- Treaty prevails over custom unless jus cogens accepted and
recognised by the international community of States as a whole
as a norm from which no derogation is permitted and which
can be modified only by a subsequent norm of general
international law having the same character
- If there is reference it IL, the tribunal will refer to customary
32. INTERNATIONAL LEGAL FRAMEWORK2. International Custom
- Is a second source of international law under Article 38 of the
ICJ Statute. International custom is defined simply as “a general
practice accepted as law.”
- Thus, a customary rule of international law must meet two
criteria: 1) it must be a general practice of states, and 2) states
must engage in that practice out of a sense of a legal
- As will be seen, the field of international investment law, for
example, has generated significant disagreement among
nations as to the nature and content of applicable international
rules.

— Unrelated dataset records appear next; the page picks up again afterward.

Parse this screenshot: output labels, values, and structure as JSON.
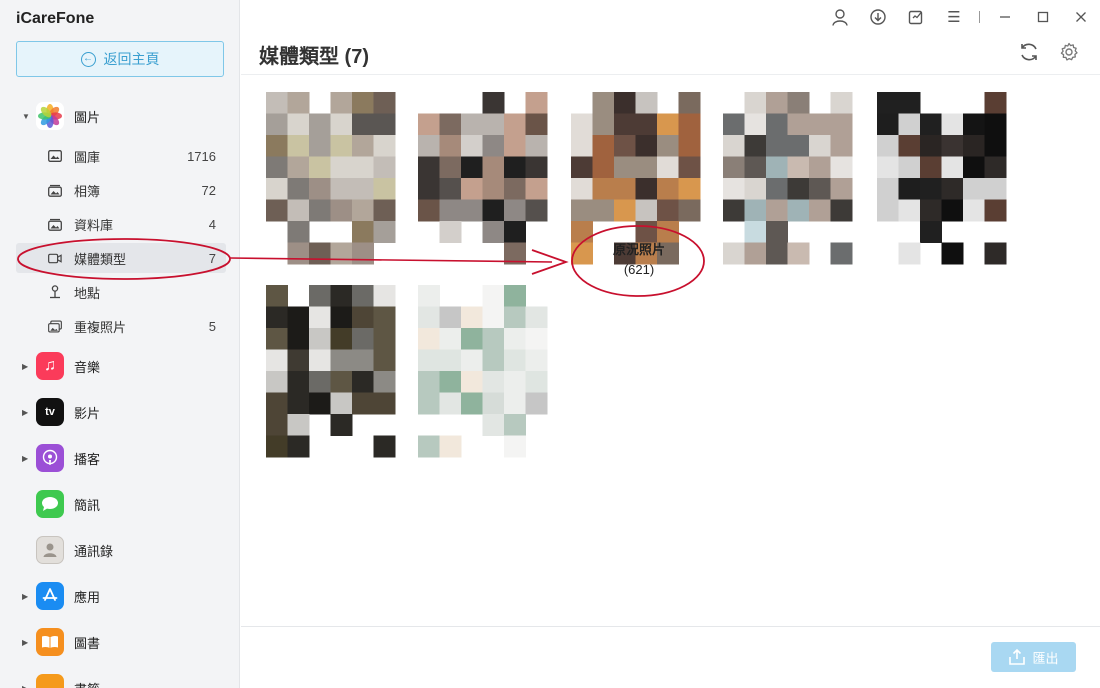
{
  "app": {
    "title": "iCareFone"
  },
  "sidebar": {
    "back_label": "返回主頁",
    "photos": {
      "label": "圖片",
      "items": [
        {
          "label": "圖庫",
          "count": "1716",
          "icon": "photo-library-icon"
        },
        {
          "label": "相簿",
          "count": "72",
          "icon": "album-icon"
        },
        {
          "label": "資料庫",
          "count": "4",
          "icon": "database-icon"
        },
        {
          "label": "媒體類型",
          "count": "7",
          "icon": "video-icon"
        },
        {
          "label": "地點",
          "count": "",
          "icon": "location-pin-icon"
        },
        {
          "label": "重複照片",
          "count": "5",
          "icon": "duplicate-icon"
        }
      ]
    },
    "categories": [
      {
        "label": "音樂",
        "icon": "music-icon",
        "color": "#fb3b5a",
        "expandable": true
      },
      {
        "label": "影片",
        "icon": "apple-tv-icon",
        "color": "#111111",
        "expandable": true
      },
      {
        "label": "播客",
        "icon": "podcast-icon",
        "color": "#9b4fd6",
        "expandable": true
      },
      {
        "label": "簡訊",
        "icon": "messages-icon",
        "color": "#3ec94f",
        "expandable": false
      },
      {
        "label": "通訊錄",
        "icon": "contacts-icon",
        "color": "#c9c9c9",
        "expandable": false
      },
      {
        "label": "應用",
        "icon": "app-store-icon",
        "color": "#1a8cf2",
        "expandable": true
      },
      {
        "label": "圖書",
        "icon": "books-icon",
        "color": "#f58f1f",
        "expandable": true
      },
      {
        "label": "書籤",
        "icon": "bookmark-icon",
        "color": "#f59a1b",
        "expandable": true
      }
    ]
  },
  "header": {
    "title": "媒體類型 (7)"
  },
  "toolbar": {
    "export_label": "匯出"
  },
  "annotation": {
    "title": "原況照片",
    "count": "(621)"
  },
  "colors": {
    "accent": "#3a9fd0",
    "annotation": "#c8102e"
  }
}
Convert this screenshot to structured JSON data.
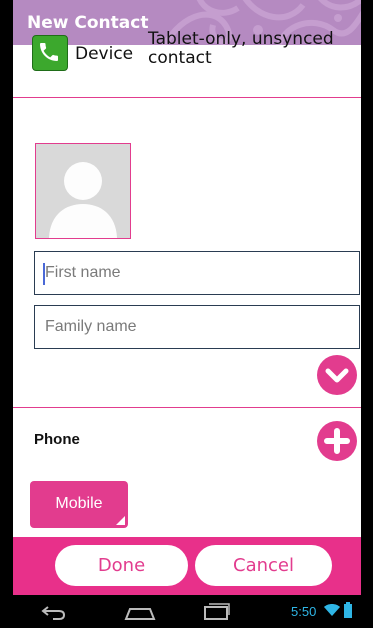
{
  "titlebar": {
    "title": "New Contact"
  },
  "account": {
    "type_label": "Device",
    "description": "Tablet-only, unsynced contact"
  },
  "form": {
    "first_name_placeholder": "First name",
    "first_name_value": "",
    "family_name_placeholder": "Family name",
    "family_name_value": ""
  },
  "phone_section": {
    "heading": "Phone",
    "type_label": "Mobile"
  },
  "actions": {
    "done_label": "Done",
    "cancel_label": "Cancel"
  },
  "statusbar": {
    "time": "5:50"
  },
  "icons": {
    "account": "phone-icon",
    "photo": "contact-silhouette-icon",
    "expand": "chevron-down-icon",
    "add": "plus-icon",
    "nav": [
      "back-icon",
      "home-icon",
      "recent-apps-icon"
    ],
    "status": [
      "wifi-icon",
      "battery-icon"
    ]
  },
  "colors": {
    "accent": "#e23c8e",
    "action_bar": "#e8308a",
    "title_bar": "#b58ac1",
    "clock": "#2fb6e6"
  }
}
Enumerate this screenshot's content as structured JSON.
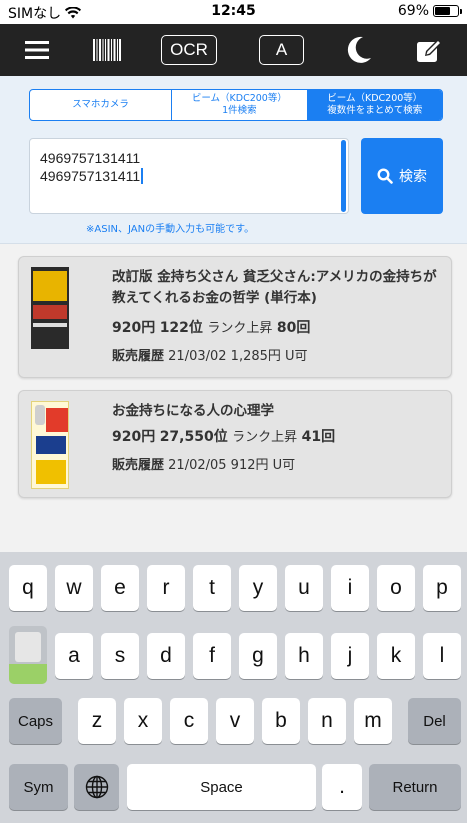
{
  "status_bar": {
    "carrier": "SIMなし",
    "time": "12:45",
    "battery_percent": "69%",
    "battery_level": 0.69
  },
  "toolbar": {
    "ocr_label": "OCR",
    "a_label": "A",
    "icons": [
      "menu-icon",
      "barcode-icon",
      "moon-icon",
      "edit-icon"
    ]
  },
  "mode_tabs": [
    {
      "line1": "スマホカメラ",
      "line2": "",
      "active": false
    },
    {
      "line1": "ビーム（KDC200等）",
      "line2": "1件検索",
      "active": false
    },
    {
      "line1": "ビーム（KDC200等）",
      "line2": "複数件をまとめて検索",
      "active": true
    }
  ],
  "search": {
    "lines": [
      "4969757131411",
      "4969757131411"
    ],
    "button_label": "検索",
    "hint": "※ASIN、JANの手動入力も可能です。"
  },
  "results": [
    {
      "title": "改訂版 金持ち父さん 貧乏父さん:アメリカの金持ちが教えてくれるお金の哲学 (単行本)",
      "price": "920円",
      "rank": "122位",
      "rank_label": "ランク上昇",
      "rank_up": "80回",
      "history_label": "販売履歴",
      "history": "21/03/02 1,285円 U可"
    },
    {
      "title": "お金持ちになる人の心理学",
      "price": "920円",
      "rank": "27,550位",
      "rank_label": "ランク上昇",
      "rank_up": "41回",
      "history_label": "販売履歴",
      "history": "21/02/05 912円 U可"
    }
  ],
  "keyboard": {
    "row1": [
      "q",
      "w",
      "e",
      "r",
      "t",
      "y",
      "u",
      "i",
      "o",
      "p"
    ],
    "row2": [
      "a",
      "s",
      "d",
      "f",
      "g",
      "h",
      "j",
      "k",
      "l"
    ],
    "row3": [
      "z",
      "x",
      "c",
      "v",
      "b",
      "n",
      "m"
    ],
    "caps": "Caps",
    "del": "Del",
    "sym": "Sym",
    "space": "Space",
    "period": ".",
    "return": "Return"
  },
  "colors": {
    "accent": "#1b7ff2",
    "toolbar_bg": "#232323",
    "panel_bg": "#e8f0f8",
    "keyboard_bg": "#d1d4d9"
  }
}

As a result, in many forums the very existence of customary
international investment law has been questioned, if not
challenged outright, over the years.
33. INTERNATIONAL LEGAL FRAMEWORK3. General Principles of Law
- Referred to in the ICJ statute as “general principles of law
recognized by civilized nations,” they constitute the third
and final source of international law.
- Refers to the legal principles that are common to the
world’s major legal systems. These “general principles” are
often seen as a source to help fill in gaps where no
applicable treaty provision or international custom exists.
- While certain general principles, such as pacta sunt
servanda, have emerged to become custom, Tribunals
will generally be hesitant to find such a general principle
unless it is clear there is broad acceptance in the world’s
34. INTERNATIONAL INVESTMENT AGREEMENTSContractual
- Investment contracts are imperfect
- Cultural misunderstandings
- Unforeseeable circumstances in foreign legal order
- Protection of national sovereignty or public welfare
- Recourse to justice is more scarce, difficult or costly
Thus, parties may seek for ways to stabilize the uncertainties
35. RENEGOTIATION CLAUSESWhat are renegotiation clauses?
post-contract renegotiation clauses
Previous experience of parties affects negotiations
Previous contract may affect their obligations and scope of negotiations
Duty to negotiate
Intra-contract renegotiation clauses
Implicit renegotiation clauses
Automatic adjustment clauses
Stricto sensu renegotiation clauses
Wintershall v Government of Qatar
36. STABILIZATION CLAUSESWhat are stabilization clauses?
a. Importance for the energy sector
Definition and taxonomy
Stability or freezing clauses
Indirect stability clauses
Highly costly sector
Elusive chances of success
Importance of stabilized legal order
Practically meaningless and redundant
Fettering national sovereignty AGIP v Congo, LETCO v Liberia, Aminoil v
Risk allocation clauses
37. FORCE MAJEURE CLAUSESWhat are force majeure clauses?
Definition: National Oil Corp. v Lybian Sun Oil
a. Beyond control
The force majeure clauses typically is accompanied with:
a. Non exhaustive list of events
b. List of non-force majeure instances
c. Obligation to notify
d. Obligation to mitigate effects